Each line that contains the word "JSON" is to be copied from the records below.

DATA TO USE:

********

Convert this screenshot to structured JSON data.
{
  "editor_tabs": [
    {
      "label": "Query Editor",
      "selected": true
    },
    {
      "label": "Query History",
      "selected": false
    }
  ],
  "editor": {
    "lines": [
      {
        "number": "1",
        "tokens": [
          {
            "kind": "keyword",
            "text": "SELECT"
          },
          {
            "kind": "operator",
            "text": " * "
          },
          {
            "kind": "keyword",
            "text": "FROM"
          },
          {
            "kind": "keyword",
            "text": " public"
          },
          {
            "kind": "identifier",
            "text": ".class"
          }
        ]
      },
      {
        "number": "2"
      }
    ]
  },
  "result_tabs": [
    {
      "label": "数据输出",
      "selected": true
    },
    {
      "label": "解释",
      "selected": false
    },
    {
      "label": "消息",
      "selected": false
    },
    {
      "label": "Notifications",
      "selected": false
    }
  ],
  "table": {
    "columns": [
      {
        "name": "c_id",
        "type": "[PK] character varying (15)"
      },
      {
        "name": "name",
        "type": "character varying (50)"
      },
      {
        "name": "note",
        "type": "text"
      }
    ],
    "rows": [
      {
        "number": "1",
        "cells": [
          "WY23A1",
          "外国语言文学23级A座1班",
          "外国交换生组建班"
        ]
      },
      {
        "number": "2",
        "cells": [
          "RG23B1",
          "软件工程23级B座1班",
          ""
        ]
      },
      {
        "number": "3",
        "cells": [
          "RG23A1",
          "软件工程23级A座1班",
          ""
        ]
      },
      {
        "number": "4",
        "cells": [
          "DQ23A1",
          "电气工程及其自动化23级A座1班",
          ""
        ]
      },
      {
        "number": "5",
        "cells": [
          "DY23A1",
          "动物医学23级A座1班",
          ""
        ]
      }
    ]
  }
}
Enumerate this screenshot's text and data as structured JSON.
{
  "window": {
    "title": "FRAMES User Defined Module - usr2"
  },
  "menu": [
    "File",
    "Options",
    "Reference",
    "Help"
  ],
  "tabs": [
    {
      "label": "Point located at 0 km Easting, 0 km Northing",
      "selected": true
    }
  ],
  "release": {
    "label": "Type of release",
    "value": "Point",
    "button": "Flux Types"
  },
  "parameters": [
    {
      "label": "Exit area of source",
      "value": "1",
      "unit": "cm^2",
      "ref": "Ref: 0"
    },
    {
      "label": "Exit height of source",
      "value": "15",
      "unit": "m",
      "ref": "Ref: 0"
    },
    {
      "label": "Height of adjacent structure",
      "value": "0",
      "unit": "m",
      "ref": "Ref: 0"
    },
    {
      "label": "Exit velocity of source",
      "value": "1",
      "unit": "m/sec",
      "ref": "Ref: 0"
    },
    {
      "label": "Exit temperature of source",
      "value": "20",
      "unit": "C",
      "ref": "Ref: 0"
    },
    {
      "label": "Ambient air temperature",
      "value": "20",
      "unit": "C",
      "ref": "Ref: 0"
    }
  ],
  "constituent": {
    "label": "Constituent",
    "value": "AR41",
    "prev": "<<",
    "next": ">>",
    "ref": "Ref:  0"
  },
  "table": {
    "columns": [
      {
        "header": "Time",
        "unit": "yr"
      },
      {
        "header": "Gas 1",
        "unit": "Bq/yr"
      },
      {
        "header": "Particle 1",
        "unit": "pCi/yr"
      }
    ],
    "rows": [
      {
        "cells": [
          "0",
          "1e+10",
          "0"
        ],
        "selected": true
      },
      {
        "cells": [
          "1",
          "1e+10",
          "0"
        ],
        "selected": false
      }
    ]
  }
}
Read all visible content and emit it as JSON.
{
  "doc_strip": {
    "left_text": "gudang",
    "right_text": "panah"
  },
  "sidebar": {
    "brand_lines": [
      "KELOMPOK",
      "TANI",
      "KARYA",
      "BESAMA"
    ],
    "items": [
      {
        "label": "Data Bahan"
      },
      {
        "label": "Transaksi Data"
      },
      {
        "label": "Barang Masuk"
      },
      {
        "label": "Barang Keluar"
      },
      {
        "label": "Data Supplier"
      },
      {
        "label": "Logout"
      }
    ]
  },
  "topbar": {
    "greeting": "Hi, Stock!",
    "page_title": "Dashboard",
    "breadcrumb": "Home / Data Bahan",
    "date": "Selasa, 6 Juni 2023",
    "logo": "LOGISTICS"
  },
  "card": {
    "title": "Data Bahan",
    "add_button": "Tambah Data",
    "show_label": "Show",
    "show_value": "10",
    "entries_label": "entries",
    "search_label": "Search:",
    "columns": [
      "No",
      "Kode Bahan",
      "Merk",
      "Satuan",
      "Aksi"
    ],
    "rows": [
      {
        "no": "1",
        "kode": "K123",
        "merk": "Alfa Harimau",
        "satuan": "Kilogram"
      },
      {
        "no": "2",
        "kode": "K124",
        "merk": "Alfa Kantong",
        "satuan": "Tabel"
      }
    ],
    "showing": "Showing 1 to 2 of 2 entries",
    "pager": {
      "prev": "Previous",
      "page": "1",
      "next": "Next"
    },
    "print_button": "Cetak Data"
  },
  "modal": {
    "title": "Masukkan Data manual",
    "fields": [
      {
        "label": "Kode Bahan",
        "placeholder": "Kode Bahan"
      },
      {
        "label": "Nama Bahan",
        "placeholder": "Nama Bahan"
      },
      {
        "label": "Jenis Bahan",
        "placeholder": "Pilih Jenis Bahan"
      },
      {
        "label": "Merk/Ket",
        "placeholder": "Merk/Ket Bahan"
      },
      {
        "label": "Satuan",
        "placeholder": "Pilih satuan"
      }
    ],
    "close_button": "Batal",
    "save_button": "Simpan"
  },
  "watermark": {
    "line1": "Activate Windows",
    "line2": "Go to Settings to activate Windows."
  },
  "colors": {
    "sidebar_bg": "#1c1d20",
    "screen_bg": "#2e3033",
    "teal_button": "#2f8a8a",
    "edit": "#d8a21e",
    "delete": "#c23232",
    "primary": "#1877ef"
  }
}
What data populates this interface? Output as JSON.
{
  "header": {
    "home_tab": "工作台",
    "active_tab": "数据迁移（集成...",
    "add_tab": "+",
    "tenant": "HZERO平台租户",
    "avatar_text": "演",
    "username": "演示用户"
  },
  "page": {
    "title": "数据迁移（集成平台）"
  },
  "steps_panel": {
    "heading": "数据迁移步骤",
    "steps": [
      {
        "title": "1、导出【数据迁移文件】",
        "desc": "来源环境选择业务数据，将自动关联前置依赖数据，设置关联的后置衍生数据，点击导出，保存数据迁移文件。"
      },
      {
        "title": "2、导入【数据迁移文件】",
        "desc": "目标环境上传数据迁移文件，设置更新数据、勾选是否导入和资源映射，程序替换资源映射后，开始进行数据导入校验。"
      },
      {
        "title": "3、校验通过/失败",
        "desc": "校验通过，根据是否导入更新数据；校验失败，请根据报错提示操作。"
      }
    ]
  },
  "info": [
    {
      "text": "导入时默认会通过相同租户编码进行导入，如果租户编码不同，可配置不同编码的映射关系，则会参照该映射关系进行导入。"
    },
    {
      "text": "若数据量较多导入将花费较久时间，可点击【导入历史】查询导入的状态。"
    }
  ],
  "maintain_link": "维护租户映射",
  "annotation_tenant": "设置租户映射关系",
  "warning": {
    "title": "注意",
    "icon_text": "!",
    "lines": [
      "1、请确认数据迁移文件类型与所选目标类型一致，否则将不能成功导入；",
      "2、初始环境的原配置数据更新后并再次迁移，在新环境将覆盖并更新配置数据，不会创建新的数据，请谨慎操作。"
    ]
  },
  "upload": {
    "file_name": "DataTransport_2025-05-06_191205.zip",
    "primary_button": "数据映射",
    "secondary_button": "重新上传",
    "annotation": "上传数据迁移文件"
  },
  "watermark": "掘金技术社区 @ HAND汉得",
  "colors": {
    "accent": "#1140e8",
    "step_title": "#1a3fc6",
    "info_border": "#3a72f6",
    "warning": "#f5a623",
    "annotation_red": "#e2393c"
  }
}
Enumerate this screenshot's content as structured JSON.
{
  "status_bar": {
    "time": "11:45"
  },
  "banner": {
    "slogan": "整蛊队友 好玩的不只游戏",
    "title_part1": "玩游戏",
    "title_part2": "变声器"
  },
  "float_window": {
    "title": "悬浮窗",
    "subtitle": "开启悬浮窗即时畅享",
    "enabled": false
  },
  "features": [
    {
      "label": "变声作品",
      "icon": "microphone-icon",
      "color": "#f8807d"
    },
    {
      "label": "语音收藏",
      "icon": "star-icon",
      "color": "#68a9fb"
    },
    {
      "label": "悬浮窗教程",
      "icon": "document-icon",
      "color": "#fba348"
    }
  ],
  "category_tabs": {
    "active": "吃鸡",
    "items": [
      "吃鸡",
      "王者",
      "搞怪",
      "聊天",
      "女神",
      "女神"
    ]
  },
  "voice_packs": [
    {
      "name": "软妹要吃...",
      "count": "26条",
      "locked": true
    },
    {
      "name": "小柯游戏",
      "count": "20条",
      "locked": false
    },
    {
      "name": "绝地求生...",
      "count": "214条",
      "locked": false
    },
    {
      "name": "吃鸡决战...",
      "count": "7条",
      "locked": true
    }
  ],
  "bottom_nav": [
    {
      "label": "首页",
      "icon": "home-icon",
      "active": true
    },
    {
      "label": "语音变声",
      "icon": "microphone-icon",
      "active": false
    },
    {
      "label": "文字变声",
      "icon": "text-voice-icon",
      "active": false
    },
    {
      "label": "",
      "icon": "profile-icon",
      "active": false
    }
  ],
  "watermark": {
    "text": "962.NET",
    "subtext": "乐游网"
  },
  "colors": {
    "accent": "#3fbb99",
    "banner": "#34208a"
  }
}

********

ANSWER TO THIS PROBLEM:
Convert this screenshot to structured JSON data.
Enumerate this screenshot's text and data as structured JSON.
Read all visible content and emit it as JSON.
What data populates this interface? Output as JSON.
Enumerate this screenshot's content as structured JSON.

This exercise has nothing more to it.